» **What is being asked**: Word for word, reproduce every line of the data.
Content starts
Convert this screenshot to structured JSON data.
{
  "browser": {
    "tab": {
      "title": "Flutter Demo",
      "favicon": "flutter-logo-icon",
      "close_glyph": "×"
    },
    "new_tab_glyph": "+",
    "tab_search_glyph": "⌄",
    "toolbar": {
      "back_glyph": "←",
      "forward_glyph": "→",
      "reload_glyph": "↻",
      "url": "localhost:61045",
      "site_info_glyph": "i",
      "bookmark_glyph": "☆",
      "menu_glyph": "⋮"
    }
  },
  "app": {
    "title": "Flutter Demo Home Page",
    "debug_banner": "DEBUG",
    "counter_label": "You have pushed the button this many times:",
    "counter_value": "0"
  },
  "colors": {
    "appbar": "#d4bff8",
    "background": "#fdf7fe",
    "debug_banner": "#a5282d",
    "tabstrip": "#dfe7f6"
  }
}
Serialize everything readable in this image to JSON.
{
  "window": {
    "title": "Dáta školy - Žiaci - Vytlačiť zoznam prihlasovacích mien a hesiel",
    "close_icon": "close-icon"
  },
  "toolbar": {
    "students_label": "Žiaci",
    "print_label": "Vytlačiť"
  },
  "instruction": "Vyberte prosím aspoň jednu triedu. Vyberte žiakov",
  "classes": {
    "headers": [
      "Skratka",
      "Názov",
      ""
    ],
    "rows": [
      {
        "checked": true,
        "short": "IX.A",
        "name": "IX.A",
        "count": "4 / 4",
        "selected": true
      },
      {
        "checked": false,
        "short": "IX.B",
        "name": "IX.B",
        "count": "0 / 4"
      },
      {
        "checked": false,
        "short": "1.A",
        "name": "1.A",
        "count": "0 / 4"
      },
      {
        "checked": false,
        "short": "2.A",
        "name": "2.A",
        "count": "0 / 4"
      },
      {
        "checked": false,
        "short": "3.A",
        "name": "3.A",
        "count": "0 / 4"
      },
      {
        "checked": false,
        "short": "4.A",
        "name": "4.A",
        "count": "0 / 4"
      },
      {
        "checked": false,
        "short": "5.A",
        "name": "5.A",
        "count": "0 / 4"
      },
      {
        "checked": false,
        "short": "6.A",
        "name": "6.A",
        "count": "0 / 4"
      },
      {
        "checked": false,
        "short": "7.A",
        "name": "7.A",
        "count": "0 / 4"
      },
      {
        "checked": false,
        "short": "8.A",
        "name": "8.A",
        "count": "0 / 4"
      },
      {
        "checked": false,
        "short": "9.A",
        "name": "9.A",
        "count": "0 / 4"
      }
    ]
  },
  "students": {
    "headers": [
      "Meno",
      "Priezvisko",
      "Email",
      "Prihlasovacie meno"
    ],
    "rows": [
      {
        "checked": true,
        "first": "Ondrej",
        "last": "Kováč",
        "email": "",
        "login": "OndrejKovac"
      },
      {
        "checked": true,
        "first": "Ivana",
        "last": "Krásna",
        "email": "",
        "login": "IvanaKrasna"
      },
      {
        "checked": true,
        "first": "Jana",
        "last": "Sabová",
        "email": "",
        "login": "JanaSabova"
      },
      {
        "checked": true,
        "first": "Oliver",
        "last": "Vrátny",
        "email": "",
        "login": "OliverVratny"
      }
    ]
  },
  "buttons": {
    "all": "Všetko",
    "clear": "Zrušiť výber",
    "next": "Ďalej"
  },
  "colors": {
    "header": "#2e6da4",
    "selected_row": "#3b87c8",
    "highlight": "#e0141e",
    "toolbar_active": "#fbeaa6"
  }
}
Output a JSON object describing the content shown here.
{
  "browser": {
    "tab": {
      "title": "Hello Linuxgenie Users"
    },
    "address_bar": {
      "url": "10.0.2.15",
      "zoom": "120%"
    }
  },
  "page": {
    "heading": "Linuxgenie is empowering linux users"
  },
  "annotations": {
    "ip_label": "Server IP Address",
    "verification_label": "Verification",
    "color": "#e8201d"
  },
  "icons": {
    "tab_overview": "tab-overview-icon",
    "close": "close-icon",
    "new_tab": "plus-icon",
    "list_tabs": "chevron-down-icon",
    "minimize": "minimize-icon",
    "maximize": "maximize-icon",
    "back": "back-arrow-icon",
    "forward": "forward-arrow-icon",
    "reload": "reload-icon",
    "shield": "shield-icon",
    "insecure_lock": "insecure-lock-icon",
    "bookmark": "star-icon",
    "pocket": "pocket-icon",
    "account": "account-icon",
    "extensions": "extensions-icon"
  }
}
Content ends
» **Written answer**:
Convert this screenshot to structured JSON data.
{
  "browser": {
    "tab": {
      "title": "Flutter Demo",
      "favicon": "flutter-logo-icon",
      "close_glyph": "×"
    },
    "new_tab_glyph": "+",
    "tab_search_glyph": "⌄",
    "toolbar": {
      "back_glyph": "←",
      "forward_glyph": "→",
      "reload_glyph": "↻",
      "url": "localhost:61045",
      "site_info_glyph": "i",
      "bookmark_glyph": "☆",
      "menu_glyph": "⋮"
    }
  },
  "app": {
    "title": "Flutter Demo Home Page",
    "debug_banner": "DEBUG",
    "counter_label": "You have pushed the button this many times:",
    "counter_value": "0"
  },
  "colors": {
    "appbar": "#d4bff8",
    "background": "#fdf7fe",
    "debug_banner": "#a5282d",
    "tabstrip": "#dfe7f6"
  }
}
Serialize everything readable in this image to JSON.
{
  "window": {
    "title": "Dáta školy - Žiaci - Vytlačiť zoznam prihlasovacích mien a hesiel",
    "close_icon": "close-icon"
  },
  "toolbar": {
    "students_label": "Žiaci",
    "print_label": "Vytlačiť"
  },
  "instruction": "Vyberte prosím aspoň jednu triedu. Vyberte žiakov",
  "classes": {
    "headers": [
      "Skratka",
      "Názov",
      ""
    ],
    "rows": [
      {
        "checked": true,
        "short": "IX.A",
        "name": "IX.A",
        "count": "4 / 4",
        "selected": true
      },
      {
        "checked": false,
        "short": "IX.B",
        "name": "IX.B",
        "count": "0 / 4"
      },
      {
        "checked": false,
        "short": "1.A",
        "name": "1.A",
        "count": "0 / 4"
      },
      {
        "checked": false,
        "short": "2.A",
        "name": "2.A",
        "count": "0 / 4"
      },
      {
        "checked": false,
        "short": "3.A",
        "name": "3.A",
        "count": "0 / 4"
      },
      {
        "checked": false,
        "short": "4.A",
        "name": "4.A",
        "count": "0 / 4"
      },
      {
        "checked": false,
        "short": "5.A",
        "name": "5.A",
        "count": "0 / 4"
      },
      {
        "checked": false,
        "short": "6.A",
        "name": "6.A",
        "count": "0 / 4"
      },
      {
        "checked": false,
        "short": "7.A",
        "name": "7.A",
        "count": "0 / 4"
      },
      {
        "checked": false,
        "short": "8.A",
        "name": "8.A",
        "count": "0 / 4"
      },
      {
        "checked": false,
        "short": "9.A",
        "name": "9.A",
        "count": "0 / 4"
      }
    ]
  },
  "students": {
    "headers": [
      "Meno",
      "Priezvisko",
      "Email",
      "Prihlasovacie meno"
    ],
    "rows": [
      {
        "checked": true,
        "first": "Ondrej",
        "last": "Kováč",
        "email": "",
        "login": "OndrejKovac"
      },
      {
        "checked": true,
        "first": "Ivana",
        "last": "Krásna",
        "email": "",
        "login": "IvanaKrasna"
      },
      {
        "checked": true,
        "first": "Jana",
        "last": "Sabová",
        "email": "",
        "login": "JanaSabova"
      },
      {
        "checked": true,
        "first": "Oliver",
        "last": "Vrátny",
        "email": "",
        "login": "OliverVratny"
      }
    ]
  },
  "buttons": {
    "all": "Všetko",
    "clear": "Zrušiť výber",
    "next": "Ďalej"
  },
  "colors": {
    "header": "#2e6da4",
    "selected_row": "#3b87c8",
    "highlight": "#e0141e",
    "toolbar_active": "#fbeaa6"
  }
}
Output a JSON object describing the content shown here.
{
  "browser": {
    "tab": {
      "title": "Hello Linuxgenie Users"
    },
    "address_bar": {
      "url": "10.0.2.15",
      "zoom": "120%"
    }
  },
  "page": {
    "heading": "Linuxgenie is empowering linux users"
  },
  "annotations": {
    "ip_label": "Server IP Address",
    "verification_label": "Verification",
    "color": "#e8201d"
  },
  "icons": {
    "tab_overview": "tab-overview-icon",
    "close": "close-icon",
    "new_tab": "plus-icon",
    "list_tabs": "chevron-down-icon",
    "minimize": "minimize-icon",
    "maximize": "maximize-icon",
    "back": "back-arrow-icon",
    "forward": "forward-arrow-icon",
    "reload": "reload-icon",
    "shield": "shield-icon",
    "insecure_lock": "insecure-lock-icon",
    "bookmark": "star-icon",
    "pocket": "pocket-icon",
    "account": "account-icon",
    "extensions": "extensions-icon"
  }
}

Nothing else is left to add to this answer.